(Beginning of Data for this task)

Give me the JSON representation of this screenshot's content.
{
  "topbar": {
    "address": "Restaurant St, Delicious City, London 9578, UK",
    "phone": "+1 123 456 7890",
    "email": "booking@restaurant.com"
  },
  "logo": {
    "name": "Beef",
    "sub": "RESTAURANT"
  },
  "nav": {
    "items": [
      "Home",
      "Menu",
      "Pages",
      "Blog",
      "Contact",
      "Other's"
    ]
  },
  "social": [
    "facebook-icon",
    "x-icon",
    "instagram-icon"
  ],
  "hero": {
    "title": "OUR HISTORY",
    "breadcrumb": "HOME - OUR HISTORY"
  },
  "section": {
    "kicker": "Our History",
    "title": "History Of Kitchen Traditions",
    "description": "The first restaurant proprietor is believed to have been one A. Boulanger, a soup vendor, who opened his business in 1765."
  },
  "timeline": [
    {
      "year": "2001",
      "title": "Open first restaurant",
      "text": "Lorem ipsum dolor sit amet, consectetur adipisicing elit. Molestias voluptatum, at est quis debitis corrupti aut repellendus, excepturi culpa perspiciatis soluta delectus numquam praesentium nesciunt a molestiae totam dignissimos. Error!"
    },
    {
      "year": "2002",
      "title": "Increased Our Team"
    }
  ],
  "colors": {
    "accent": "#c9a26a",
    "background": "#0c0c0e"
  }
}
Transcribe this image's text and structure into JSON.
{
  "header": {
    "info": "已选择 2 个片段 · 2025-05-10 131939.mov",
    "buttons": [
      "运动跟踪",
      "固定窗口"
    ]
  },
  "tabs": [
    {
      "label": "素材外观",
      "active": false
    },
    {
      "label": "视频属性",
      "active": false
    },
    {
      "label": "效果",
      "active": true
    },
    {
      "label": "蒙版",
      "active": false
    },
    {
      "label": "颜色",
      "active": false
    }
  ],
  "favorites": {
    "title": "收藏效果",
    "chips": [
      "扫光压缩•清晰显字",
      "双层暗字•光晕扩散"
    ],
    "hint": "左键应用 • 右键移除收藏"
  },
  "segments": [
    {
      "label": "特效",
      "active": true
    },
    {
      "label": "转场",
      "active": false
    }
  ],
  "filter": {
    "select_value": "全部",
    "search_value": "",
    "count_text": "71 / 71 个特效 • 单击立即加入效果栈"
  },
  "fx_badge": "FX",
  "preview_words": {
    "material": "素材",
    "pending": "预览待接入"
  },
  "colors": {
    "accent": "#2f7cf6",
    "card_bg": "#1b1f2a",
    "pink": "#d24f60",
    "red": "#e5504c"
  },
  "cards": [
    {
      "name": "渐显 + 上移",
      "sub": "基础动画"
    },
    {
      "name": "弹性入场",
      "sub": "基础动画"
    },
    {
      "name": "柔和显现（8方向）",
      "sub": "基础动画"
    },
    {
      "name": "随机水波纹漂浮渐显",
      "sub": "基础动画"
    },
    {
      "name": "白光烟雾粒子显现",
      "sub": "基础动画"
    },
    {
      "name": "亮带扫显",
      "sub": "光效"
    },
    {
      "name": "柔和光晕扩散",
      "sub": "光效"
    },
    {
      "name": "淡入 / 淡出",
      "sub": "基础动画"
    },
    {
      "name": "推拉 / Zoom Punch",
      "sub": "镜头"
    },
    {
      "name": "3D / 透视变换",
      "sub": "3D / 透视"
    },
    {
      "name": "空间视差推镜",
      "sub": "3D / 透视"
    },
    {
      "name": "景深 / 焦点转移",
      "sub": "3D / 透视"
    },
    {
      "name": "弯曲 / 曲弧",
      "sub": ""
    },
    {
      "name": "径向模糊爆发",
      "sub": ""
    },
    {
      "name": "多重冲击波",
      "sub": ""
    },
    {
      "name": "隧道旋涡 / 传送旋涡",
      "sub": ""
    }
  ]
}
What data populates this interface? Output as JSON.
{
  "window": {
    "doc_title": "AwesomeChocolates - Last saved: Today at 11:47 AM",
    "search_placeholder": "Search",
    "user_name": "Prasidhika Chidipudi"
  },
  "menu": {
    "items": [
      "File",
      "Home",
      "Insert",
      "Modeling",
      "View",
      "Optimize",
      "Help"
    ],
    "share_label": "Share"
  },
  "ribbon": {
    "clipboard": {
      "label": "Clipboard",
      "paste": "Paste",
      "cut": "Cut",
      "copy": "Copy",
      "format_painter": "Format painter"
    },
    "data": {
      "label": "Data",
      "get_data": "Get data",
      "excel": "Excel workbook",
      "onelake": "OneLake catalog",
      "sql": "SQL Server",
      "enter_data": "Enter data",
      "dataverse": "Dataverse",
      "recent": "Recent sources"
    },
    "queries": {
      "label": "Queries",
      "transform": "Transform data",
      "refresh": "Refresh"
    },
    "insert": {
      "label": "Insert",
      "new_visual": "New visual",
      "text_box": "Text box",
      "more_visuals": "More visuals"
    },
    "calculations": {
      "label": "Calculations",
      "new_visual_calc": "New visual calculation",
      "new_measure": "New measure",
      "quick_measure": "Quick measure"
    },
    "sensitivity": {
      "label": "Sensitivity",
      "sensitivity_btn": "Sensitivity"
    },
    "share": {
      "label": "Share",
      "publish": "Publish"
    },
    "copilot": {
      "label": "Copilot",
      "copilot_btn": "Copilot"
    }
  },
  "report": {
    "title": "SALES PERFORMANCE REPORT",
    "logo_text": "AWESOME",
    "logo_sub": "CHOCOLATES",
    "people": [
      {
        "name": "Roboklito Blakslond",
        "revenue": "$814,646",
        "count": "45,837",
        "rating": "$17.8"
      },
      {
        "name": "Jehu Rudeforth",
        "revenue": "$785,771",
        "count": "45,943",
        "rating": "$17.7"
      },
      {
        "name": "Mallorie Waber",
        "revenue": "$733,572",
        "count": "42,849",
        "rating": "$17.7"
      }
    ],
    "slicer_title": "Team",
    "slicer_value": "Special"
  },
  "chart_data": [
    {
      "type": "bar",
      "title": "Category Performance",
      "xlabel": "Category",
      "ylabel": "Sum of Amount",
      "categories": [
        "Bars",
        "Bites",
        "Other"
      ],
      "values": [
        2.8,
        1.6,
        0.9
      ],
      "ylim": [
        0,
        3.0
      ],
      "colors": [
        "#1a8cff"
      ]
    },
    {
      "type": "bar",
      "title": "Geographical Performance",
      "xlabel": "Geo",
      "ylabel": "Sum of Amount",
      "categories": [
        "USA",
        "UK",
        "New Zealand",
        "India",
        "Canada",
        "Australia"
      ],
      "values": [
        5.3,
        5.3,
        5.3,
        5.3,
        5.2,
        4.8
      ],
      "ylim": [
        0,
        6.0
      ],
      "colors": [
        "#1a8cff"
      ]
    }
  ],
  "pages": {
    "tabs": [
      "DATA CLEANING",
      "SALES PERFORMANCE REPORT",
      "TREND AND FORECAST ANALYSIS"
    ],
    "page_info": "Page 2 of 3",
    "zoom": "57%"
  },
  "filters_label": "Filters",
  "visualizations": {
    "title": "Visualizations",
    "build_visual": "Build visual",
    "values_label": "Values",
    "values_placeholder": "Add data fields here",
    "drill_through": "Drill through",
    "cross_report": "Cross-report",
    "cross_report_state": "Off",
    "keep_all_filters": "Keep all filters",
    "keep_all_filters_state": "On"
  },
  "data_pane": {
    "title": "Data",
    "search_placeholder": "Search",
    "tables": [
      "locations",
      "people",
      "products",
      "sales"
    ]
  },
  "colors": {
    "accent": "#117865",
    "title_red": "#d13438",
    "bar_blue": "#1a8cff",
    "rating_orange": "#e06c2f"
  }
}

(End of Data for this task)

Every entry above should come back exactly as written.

Give me the JSON representation of this screenshot's content.
{
  "topbar": {
    "address": "Restaurant St, Delicious City, London 9578, UK",
    "phone": "+1 123 456 7890",
    "email": "booking@restaurant.com"
  },
  "logo": {
    "name": "Beef",
    "sub": "RESTAURANT"
  },
  "nav": {
    "items": [
      "Home",
      "Menu",
      "Pages",
      "Blog",
      "Contact",
      "Other's"
    ]
  },
  "social": [
    "facebook-icon",
    "x-icon",
    "instagram-icon"
  ],
  "hero": {
    "title": "OUR HISTORY",
    "breadcrumb": "HOME - OUR HISTORY"
  },
  "section": {
    "kicker": "Our History",
    "title": "History Of Kitchen Traditions",
    "description": "The first restaurant proprietor is believed to have been one A. Boulanger, a soup vendor, who opened his business in 1765."
  },
  "timeline": [
    {
      "year": "2001",
      "title": "Open first restaurant",
      "text": "Lorem ipsum dolor sit amet, consectetur adipisicing elit. Molestias voluptatum, at est quis debitis corrupti aut repellendus, excepturi culpa perspiciatis soluta delectus numquam praesentium nesciunt a molestiae totam dignissimos. Error!"
    },
    {
      "year": "2002",
      "title": "Increased Our Team"
    }
  ],
  "colors": {
    "accent": "#c9a26a",
    "background": "#0c0c0e"
  }
}
Transcribe this image's text and structure into JSON.
{
  "header": {
    "info": "已选择 2 个片段 · 2025-05-10 131939.mov",
    "buttons": [
      "运动跟踪",
      "固定窗口"
    ]
  },
  "tabs": [
    {
      "label": "素材外观",
      "active": false
    },
    {
      "label": "视频属性",
      "active": false
    },
    {
      "label": "效果",
      "active": true
    },
    {
      "label": "蒙版",
      "active": false
    },
    {
      "label": "颜色",
      "active": false
    }
  ],
  "favorites": {
    "title": "收藏效果",
    "chips": [
      "扫光压缩•清晰显字",
      "双层暗字•光晕扩散"
    ],
    "hint": "左键应用 • 右键移除收藏"
  },
  "segments": [
    {
      "label": "特效",
      "active": true
    },
    {
      "label": "转场",
      "active": false
    }
  ],
  "filter": {
    "select_value": "全部",
    "search_value": "",
    "count_text": "71 / 71 个特效 • 单击立即加入效果栈"
  },
  "fx_badge": "FX",
  "preview_words": {
    "material": "素材",
    "pending": "预览待接入"
  },
  "colors": {
    "accent": "#2f7cf6",
    "card_bg": "#1b1f2a",
    "pink": "#d24f60",
    "red": "#e5504c"
  },
  "cards": [
    {
      "name": "渐显 + 上移",
      "sub": "基础动画"
    },
    {
      "name": "弹性入场",
      "sub": "基础动画"
    },
    {
      "name": "柔和显现（8方向）",
      "sub": "基础动画"
    },
    {
      "name": "随机水波纹漂浮渐显",
      "sub": "基础动画"
    },
    {
      "name": "白光烟雾粒子显现",
      "sub": "基础动画"
    },
    {
      "name": "亮带扫显",
      "sub": "光效"
    },
    {
      "name": "柔和光晕扩散",
      "sub": "光效"
    },
    {
      "name": "淡入 / 淡出",
      "sub": "基础动画"
    },
    {
      "name": "推拉 / Zoom Punch",
      "sub": "镜头"
    },
    {
      "name": "3D / 透视变换",
      "sub": "3D / 透视"
    },
    {
      "name": "空间视差推镜",
      "sub": "3D / 透视"
    },
    {
      "name": "景深 / 焦点转移",
      "sub": "3D / 透视"
    },
    {
      "name": "弯曲 / 曲弧",
      "sub": ""
    },
    {
      "name": "径向模糊爆发",
      "sub": ""
    },
    {
      "name": "多重冲击波",
      "sub": ""
    },
    {
      "name": "隧道旋涡 / 传送旋涡",
      "sub": ""
    }
  ]
}
What data populates this interface? Output as JSON.
{
  "window": {
    "doc_title": "AwesomeChocolates - Last saved: Today at 11:47 AM",
    "search_placeholder": "Search",
    "user_name": "Prasidhika Chidipudi"
  },
  "menu": {
    "items": [
      "File",
      "Home",
      "Insert",
      "Modeling",
      "View",
      "Optimize",
      "Help"
    ],
    "share_label": "Share"
  },
  "ribbon": {
    "clipboard": {
      "label": "Clipboard",
      "paste": "Paste",
      "cut": "Cut",
      "copy": "Copy",
      "format_painter": "Format painter"
    },
    "data": {
      "label": "Data",
      "get_data": "Get data",
      "excel": "Excel workbook",
      "onelake": "OneLake catalog",
      "sql": "SQL Server",
      "enter_data": "Enter data",
      "dataverse": "Dataverse",
      "recent": "Recent sources"
    },
    "queries": {
      "label": "Queries",
      "transform": "Transform data",
      "refresh": "Refresh"
    },
    "insert": {
      "label": "Insert",
      "new_visual": "New visual",
      "text_box": "Text box",
      "more_visuals": "More visuals"
    },
    "calculations": {
      "label": "Calculations",
      "new_visual_calc": "New visual calculation",
      "new_measure": "New measure",
      "quick_measure": "Quick measure"
    },
    "sensitivity": {
      "label": "Sensitivity",
      "sensitivity_btn": "Sensitivity"
    },
    "share": {
      "label": "Share",
      "publish": "Publish"
    },
    "copilot": {
      "label": "Copilot",
      "copilot_btn": "Copilot"
    }
  },
  "report": {
    "title": "SALES PERFORMANCE REPORT",
    "logo_text": "AWESOME",
    "logo_sub": "CHOCOLATES",
    "people": [
      {
        "name": "Roboklito Blakslond",
        "revenue": "$814,646",
        "count": "45,837",
        "rating": "$17.8"
      },
      {
        "name": "Jehu Rudeforth",
        "revenue": "$785,771",
        "count": "45,943",
        "rating": "$17.7"
      },
      {
        "name": "Mallorie Waber",
        "revenue": "$733,572",
        "count": "42,849",
        "rating": "$17.7"
      }
    ],
    "slicer_title": "Team",
    "slicer_value": "Special"
  },
  "chart_data": [
    {
      "type": "bar",
      "title": "Category Performance",
      "xlabel": "Category",
      "ylabel": "Sum of Amount",
      "categories": [
        "Bars",
        "Bites",
        "Other"
      ],
      "values": [
        2.8,
        1.6,
        0.9
      ],
      "ylim": [
        0,
        3.0
      ],
      "colors": [
        "#1a8cff"
      ]
    },
    {
      "type": "bar",
      "title": "Geographical Performance",
      "xlabel": "Geo",
      "ylabel": "Sum of Amount",
      "categories": [
        "USA",
        "UK",
        "New Zealand",
        "India",
        "Canada",
        "Australia"
      ],
      "values": [
        5.3,
        5.3,
        5.3,
        5.3,
        5.2,
        4.8
      ],
      "ylim": [
        0,
        6.0
      ],
      "colors": [
        "#1a8cff"
      ]
    }
  ],
  "pages": {
    "tabs": [
      "DATA CLEANING",
      "SALES PERFORMANCE REPORT",
      "TREND AND FORECAST ANALYSIS"
    ],
    "page_info": "Page 2 of 3",
    "zoom": "57%"
  },
  "filters_label": "Filters",
  "visualizations": {
    "title": "Visualizations",
    "build_visual": "Build visual",
    "values_label": "Values",
    "values_placeholder": "Add data fields here",
    "drill_through": "Drill through",
    "cross_report": "Cross-report",
    "cross_report_state": "Off",
    "keep_all_filters": "Keep all filters",
    "keep_all_filters_state": "On"
  },
  "data_pane": {
    "title": "Data",
    "search_placeholder": "Search",
    "tables": [
      "locations",
      "people",
      "products",
      "sales"
    ]
  },
  "colors": {
    "accent": "#117865",
    "title_red": "#d13438",
    "bar_blue": "#1a8cff",
    "rating_orange": "#e06c2f"
  }
}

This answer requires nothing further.